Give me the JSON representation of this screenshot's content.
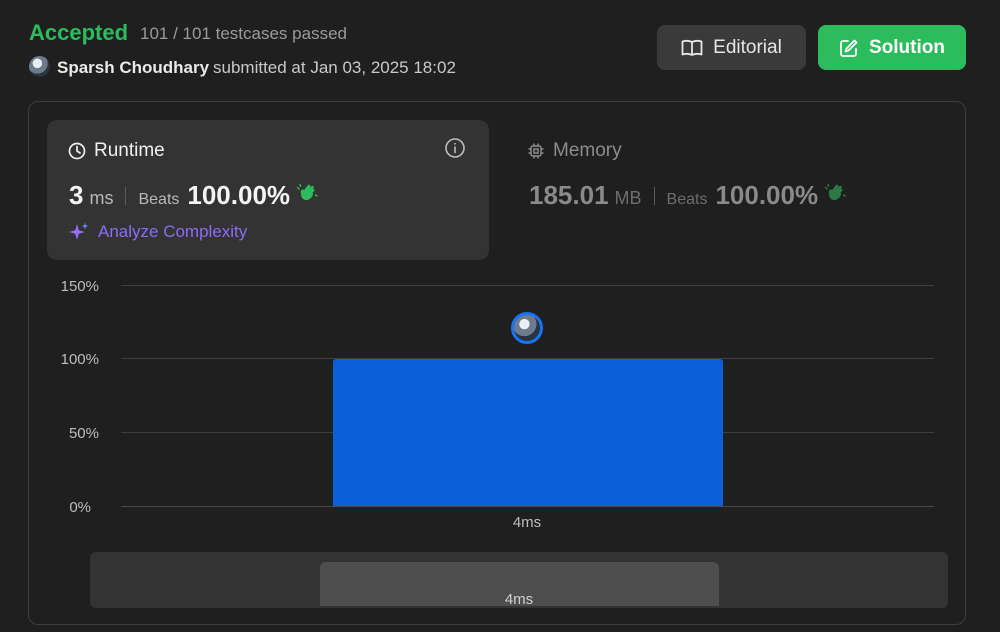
{
  "header": {
    "status": "Accepted",
    "testcases": "101 / 101 testcases passed",
    "author": "Sparsh Choudhary",
    "submitted": "submitted at Jan 03, 2025 18:02"
  },
  "buttons": {
    "editorial": "Editorial",
    "solution": "Solution"
  },
  "runtime": {
    "title": "Runtime",
    "value": "3",
    "unit": "ms",
    "beats_label": "Beats",
    "beats_value": "100.00%",
    "analyze": "Analyze Complexity"
  },
  "memory": {
    "title": "Memory",
    "value": "185.01",
    "unit": "MB",
    "beats_label": "Beats",
    "beats_value": "100.00%"
  },
  "chart_data": {
    "type": "bar",
    "categories": [
      "4ms"
    ],
    "values": [
      100
    ],
    "ylim": [
      0,
      150
    ],
    "yticks": [
      "150%",
      "100%",
      "50%",
      "0%"
    ],
    "grid": true
  },
  "range": {
    "label": "4ms"
  },
  "colors": {
    "accepted": "#2cbb5d",
    "bar": "#0a5fdb",
    "analyze": "#8b6cf6"
  }
}
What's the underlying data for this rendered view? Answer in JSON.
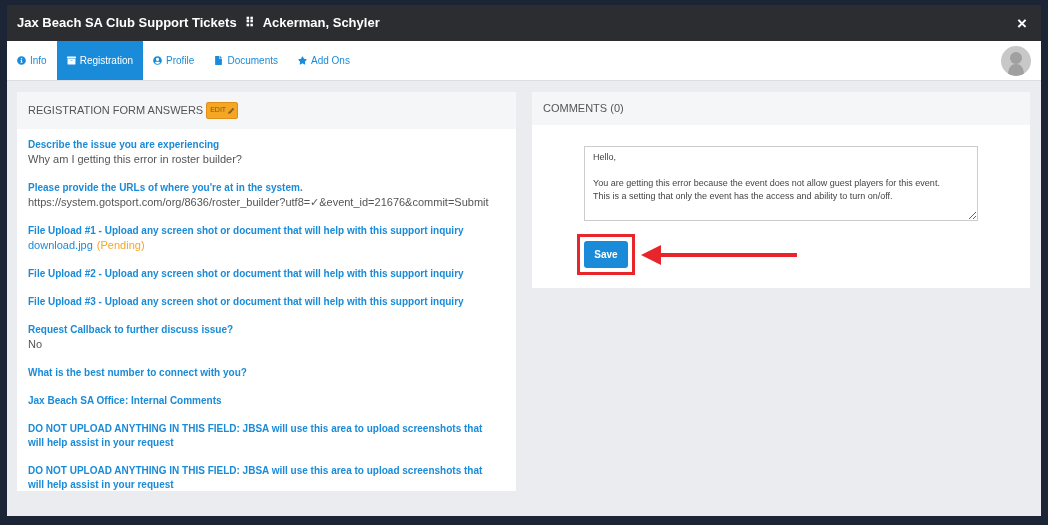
{
  "modal": {
    "title": "Jax Beach SA Club Support Tickets",
    "separator": "⠿",
    "subtitle": "Ackerman, Schyler",
    "close": "×"
  },
  "tabs": [
    {
      "label": "Info",
      "selected": false
    },
    {
      "label": "Registration",
      "selected": true
    },
    {
      "label": "Profile",
      "selected": false
    },
    {
      "label": "Documents",
      "selected": false
    },
    {
      "label": "Add Ons",
      "selected": false
    }
  ],
  "answers_panel": {
    "title": "REGISTRATION FORM ANSWERS",
    "edit_button": "EDIT",
    "items": [
      {
        "question": "Describe the issue you are experiencing",
        "answer": {
          "kind": "text",
          "text": "Why am I getting this error in roster builder?"
        }
      },
      {
        "question": "Please provide the URLs of where you're at in the system.",
        "answer": {
          "kind": "text",
          "text": "https://system.gotsport.com/org/8636/roster_builder?utf8=✓&event_id=21676&commit=Submit"
        }
      },
      {
        "question": "File Upload #1 - Upload any screen shot or document that will help with this support inquiry",
        "answer": {
          "kind": "file",
          "text": "download.jpg",
          "status": "(Pending)"
        }
      },
      {
        "question": "File Upload #2 - Upload any screen shot or document that will help with this support inquiry"
      },
      {
        "question": "File Upload #3 - Upload any screen shot or document that will help with this support inquiry"
      },
      {
        "question": "Request Callback to further discuss issue?",
        "answer": {
          "kind": "text",
          "text": "No"
        }
      },
      {
        "question": "What is the best number to connect with you?"
      },
      {
        "question": "Jax Beach SA Office: Internal Comments"
      },
      {
        "question": "DO NOT UPLOAD ANYTHING IN THIS FIELD: JBSA will use this area to upload screenshots that will help assist in your request"
      },
      {
        "question": "DO NOT UPLOAD ANYTHING IN THIS FIELD: JBSA will use this area to upload screenshots that will help assist in your request"
      }
    ]
  },
  "comments_panel": {
    "title": "COMMENTS (0)",
    "comment_field": "Hello,\n\nYou are getting this error because the event does not allow guest players for this event.\nThis is a setting that only the event has the access and ability to turn on/off.",
    "save_button": "Save",
    "highlighted": true
  }
}
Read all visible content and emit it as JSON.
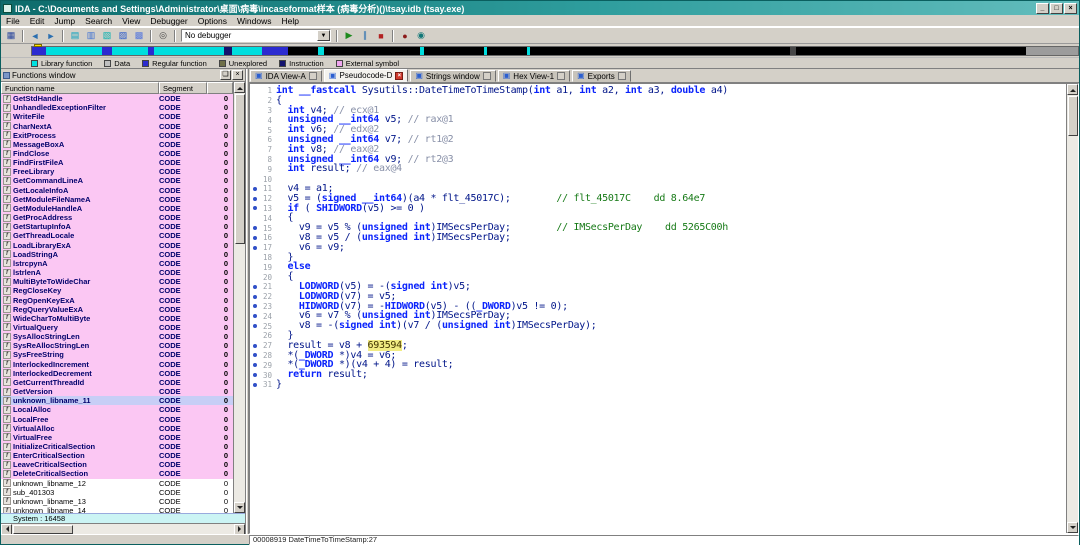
{
  "window": {
    "title": "IDA - C:\\Documents and Settings\\Administrator\\桌面\\病毒\\incaseformat样本 (病毒分析)()\\tsay.idb (tsay.exe)",
    "controls": [
      {
        "name": "minimize-button",
        "glyph": "_"
      },
      {
        "name": "maximize-button",
        "glyph": "□"
      },
      {
        "name": "close-button",
        "glyph": "×"
      }
    ]
  },
  "menu": {
    "items": [
      "File",
      "Edit",
      "Jump",
      "Search",
      "View",
      "Debugger",
      "Options",
      "Windows",
      "Help"
    ]
  },
  "toolbar": {
    "no_debugger": "No debugger",
    "combo_arrow": "▼",
    "items": [
      {
        "name": "save-icon",
        "glyph": "▦",
        "color": "#28459c"
      },
      {
        "sep": true
      },
      {
        "name": "back-icon",
        "glyph": "◄",
        "color": "#2b6fb0"
      },
      {
        "name": "forward-icon",
        "glyph": "►",
        "color": "#2b6fb0"
      },
      {
        "sep": true
      },
      {
        "name": "disasm-view-icon",
        "glyph": "▤",
        "color": "#00a0c0"
      },
      {
        "name": "hex-view-icon",
        "glyph": "▥",
        "color": "#3b6fd4"
      },
      {
        "name": "structures-view-icon",
        "glyph": "▧",
        "color": "#00b0b0"
      },
      {
        "name": "enums-view-icon",
        "glyph": "▨",
        "color": "#2255cc"
      },
      {
        "name": "imports-view-icon",
        "glyph": "▩",
        "color": "#5577dd"
      },
      {
        "sep": true
      },
      {
        "name": "search-icon",
        "glyph": "◎",
        "color": "#444444"
      },
      {
        "sep": true
      },
      {
        "combo": true
      },
      {
        "sep": true
      },
      {
        "name": "start-process-icon",
        "glyph": "▶",
        "color": "#1e8a1e"
      },
      {
        "name": "pause-process-icon",
        "glyph": "∥",
        "color": "#2b6fb0"
      },
      {
        "name": "stop-process-icon",
        "glyph": "■",
        "color": "#b22222"
      },
      {
        "sep": true
      },
      {
        "name": "breakpoints-icon",
        "glyph": "●",
        "color": "#8b1a1a"
      },
      {
        "name": "watches-icon",
        "glyph": "◉",
        "color": "#117777"
      }
    ]
  },
  "nav_band": {
    "segments": [
      [
        "#2b2bd0",
        14
      ],
      [
        "#00dede",
        56
      ],
      [
        "#2b2bd0",
        10
      ],
      [
        "#00dede",
        36
      ],
      [
        "#2b2bd0",
        6
      ],
      [
        "#00dede",
        70
      ],
      [
        "#14146e",
        8
      ],
      [
        "#00dede",
        30
      ],
      [
        "#2b2bd0",
        26
      ],
      [
        "#000000",
        30
      ],
      [
        "#00dede",
        6
      ],
      [
        "#000000",
        96
      ],
      [
        "#00dede",
        4
      ],
      [
        "#000000",
        60
      ],
      [
        "#00dede",
        3
      ],
      [
        "#000000",
        40
      ],
      [
        "#00dede",
        3
      ],
      [
        "#000000",
        260
      ],
      [
        "#464646",
        6
      ],
      [
        "#000000",
        230
      ],
      [
        "#9c9c9c",
        54
      ]
    ]
  },
  "legend": {
    "items": [
      {
        "label": "Library function",
        "color": "#00E0E0"
      },
      {
        "label": "Data",
        "color": "#BFBFBF"
      },
      {
        "label": "Regular function",
        "color": "#2B2BD0"
      },
      {
        "label": "Unexplored",
        "color": "#6E6E46"
      },
      {
        "label": "Instruction",
        "color": "#14146E"
      },
      {
        "label": "External symbol",
        "color": "#F0A6F0"
      }
    ]
  },
  "functions_panel": {
    "title": "Functions window",
    "columns": [
      "Function name",
      "Segment",
      ""
    ],
    "row_icon": "f",
    "buttons": [
      {
        "name": "panel-float-button",
        "glyph": "❏"
      },
      {
        "name": "panel-close-button",
        "glyph": "×"
      }
    ],
    "footer": "System : 16458",
    "rows": [
      [
        "GetStdHandle",
        "CODE",
        "0",
        "lib"
      ],
      [
        "UnhandledExceptionFilter",
        "CODE",
        "0",
        "lib"
      ],
      [
        "WriteFile",
        "CODE",
        "0",
        "lib"
      ],
      [
        "CharNextA",
        "CODE",
        "0",
        "lib"
      ],
      [
        "ExitProcess",
        "CODE",
        "0",
        "lib"
      ],
      [
        "MessageBoxA",
        "CODE",
        "0",
        "lib"
      ],
      [
        "FindClose",
        "CODE",
        "0",
        "lib"
      ],
      [
        "FindFirstFileA",
        "CODE",
        "0",
        "lib"
      ],
      [
        "FreeLibrary",
        "CODE",
        "0",
        "lib"
      ],
      [
        "GetCommandLineA",
        "CODE",
        "0",
        "lib"
      ],
      [
        "GetLocaleInfoA",
        "CODE",
        "0",
        "lib"
      ],
      [
        "GetModuleFileNameA",
        "CODE",
        "0",
        "lib"
      ],
      [
        "GetModuleHandleA",
        "CODE",
        "0",
        "lib"
      ],
      [
        "GetProcAddress",
        "CODE",
        "0",
        "lib"
      ],
      [
        "GetStartupInfoA",
        "CODE",
        "0",
        "lib"
      ],
      [
        "GetThreadLocale",
        "CODE",
        "0",
        "lib"
      ],
      [
        "LoadLibraryExA",
        "CODE",
        "0",
        "lib"
      ],
      [
        "LoadStringA",
        "CODE",
        "0",
        "lib"
      ],
      [
        "lstrcpynA",
        "CODE",
        "0",
        "lib"
      ],
      [
        "lstrlenA",
        "CODE",
        "0",
        "lib"
      ],
      [
        "MultiByteToWideChar",
        "CODE",
        "0",
        "lib"
      ],
      [
        "RegCloseKey",
        "CODE",
        "0",
        "lib"
      ],
      [
        "RegOpenKeyExA",
        "CODE",
        "0",
        "lib"
      ],
      [
        "RegQueryValueExA",
        "CODE",
        "0",
        "lib"
      ],
      [
        "WideCharToMultiByte",
        "CODE",
        "0",
        "lib"
      ],
      [
        "VirtualQuery",
        "CODE",
        "0",
        "lib"
      ],
      [
        "SysAllocStringLen",
        "CODE",
        "0",
        "lib"
      ],
      [
        "SysReAllocStringLen",
        "CODE",
        "0",
        "lib"
      ],
      [
        "SysFreeString",
        "CODE",
        "0",
        "lib"
      ],
      [
        "InterlockedIncrement",
        "CODE",
        "0",
        "lib"
      ],
      [
        "InterlockedDecrement",
        "CODE",
        "0",
        "lib"
      ],
      [
        "GetCurrentThreadId",
        "CODE",
        "0",
        "lib"
      ],
      [
        "GetVersion",
        "CODE",
        "0",
        "lib"
      ],
      [
        "unknown_libname_11",
        "CODE",
        "0",
        "sel"
      ],
      [
        "LocalAlloc",
        "CODE",
        "0",
        "lib"
      ],
      [
        "LocalFree",
        "CODE",
        "0",
        "lib"
      ],
      [
        "VirtualAlloc",
        "CODE",
        "0",
        "lib"
      ],
      [
        "VirtualFree",
        "CODE",
        "0",
        "lib"
      ],
      [
        "InitializeCriticalSection",
        "CODE",
        "0",
        "lib"
      ],
      [
        "EnterCriticalSection",
        "CODE",
        "0",
        "lib"
      ],
      [
        "LeaveCriticalSection",
        "CODE",
        "0",
        "lib"
      ],
      [
        "DeleteCriticalSection",
        "CODE",
        "0",
        "lib"
      ],
      [
        "unknown_libname_12",
        "CODE",
        "0",
        "plain"
      ],
      [
        "sub_401303",
        "CODE",
        "0",
        "plain"
      ],
      [
        "unknown_libname_13",
        "CODE",
        "0",
        "plain"
      ],
      [
        "unknown_libname_14",
        "CODE",
        "0",
        "plain"
      ]
    ]
  },
  "tabs_meta": {
    "icon_glyph": "▣",
    "close_glyph": "×"
  },
  "tabs": [
    {
      "label": "IDA View-A",
      "active": false
    },
    {
      "label": "Pseudocode-D",
      "active": true
    },
    {
      "label": "Strings window",
      "active": false
    },
    {
      "label": "Hex View-1",
      "active": false
    },
    {
      "label": "Exports",
      "active": false
    }
  ],
  "pseudocode": {
    "keywords": [
      "__fastcall",
      "__int64",
      "unsigned",
      "signed",
      "double",
      "return",
      "SHIDWORD",
      "LODWORD",
      "HIDWORD",
      "_DWORD",
      "else",
      "int",
      "if"
    ],
    "highlight": "693594",
    "lines": [
      {
        "n": 1,
        "dot": 0,
        "t": "int __fastcall Sysutils::DateTimeToTimeStamp(int a1, int a2, int a3, double a4)"
      },
      {
        "n": 2,
        "dot": 0,
        "t": "{"
      },
      {
        "n": 3,
        "dot": 0,
        "t": "  int v4; // ecx@1"
      },
      {
        "n": 4,
        "dot": 0,
        "t": "  unsigned __int64 v5; // rax@1"
      },
      {
        "n": 5,
        "dot": 0,
        "t": "  int v6; // edx@2"
      },
      {
        "n": 6,
        "dot": 0,
        "t": "  unsigned __int64 v7; // rt1@2"
      },
      {
        "n": 7,
        "dot": 0,
        "t": "  int v8; // eax@2"
      },
      {
        "n": 8,
        "dot": 0,
        "t": "  unsigned __int64 v9; // rt2@3"
      },
      {
        "n": 9,
        "dot": 0,
        "t": "  int result; // eax@4"
      },
      {
        "n": 10,
        "dot": 0,
        "t": ""
      },
      {
        "n": 11,
        "dot": 1,
        "t": "  v4 = a1;"
      },
      {
        "n": 12,
        "dot": 1,
        "t": "  v5 = (signed __int64)(a4 * flt_45017C);        // flt_45017C    dd 8.64e7"
      },
      {
        "n": 13,
        "dot": 1,
        "t": "  if ( SHIDWORD(v5) >= 0 )"
      },
      {
        "n": 14,
        "dot": 0,
        "t": "  {"
      },
      {
        "n": 15,
        "dot": 1,
        "t": "    v9 = v5 % (unsigned int)IMSecsPerDay;        // IMSecsPerDay    dd 5265C00h"
      },
      {
        "n": 16,
        "dot": 1,
        "t": "    v8 = v5 / (unsigned int)IMSecsPerDay;"
      },
      {
        "n": 17,
        "dot": 1,
        "t": "    v6 = v9;"
      },
      {
        "n": 18,
        "dot": 0,
        "t": "  }"
      },
      {
        "n": 19,
        "dot": 0,
        "t": "  else"
      },
      {
        "n": 20,
        "dot": 0,
        "t": "  {"
      },
      {
        "n": 21,
        "dot": 1,
        "t": "    LODWORD(v5) = -(signed int)v5;"
      },
      {
        "n": 22,
        "dot": 1,
        "t": "    LODWORD(v7) = v5;"
      },
      {
        "n": 23,
        "dot": 1,
        "t": "    HIDWORD(v7) = -HIDWORD(v5) - ((_DWORD)v5 != 0);"
      },
      {
        "n": 24,
        "dot": 1,
        "t": "    v6 = v7 % (unsigned int)IMSecsPerDay;"
      },
      {
        "n": 25,
        "dot": 1,
        "t": "    v8 = -(signed int)(v7 / (unsigned int)IMSecsPerDay);"
      },
      {
        "n": 26,
        "dot": 0,
        "t": "  }"
      },
      {
        "n": 27,
        "dot": 1,
        "t": "  result = v8 + 693594;"
      },
      {
        "n": 28,
        "dot": 1,
        "t": "  *(_DWORD *)v4 = v6;"
      },
      {
        "n": 29,
        "dot": 1,
        "t": "  *(_DWORD *)(v4 + 4) = result;"
      },
      {
        "n": 30,
        "dot": 1,
        "t": "  return result;"
      },
      {
        "n": 31,
        "dot": 1,
        "t": "}"
      }
    ]
  },
  "status_bar": {
    "text": "00008919 DateTimeToTimeStamp:27"
  }
}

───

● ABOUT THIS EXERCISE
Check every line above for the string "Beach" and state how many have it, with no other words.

● YOUR SOLUTION
2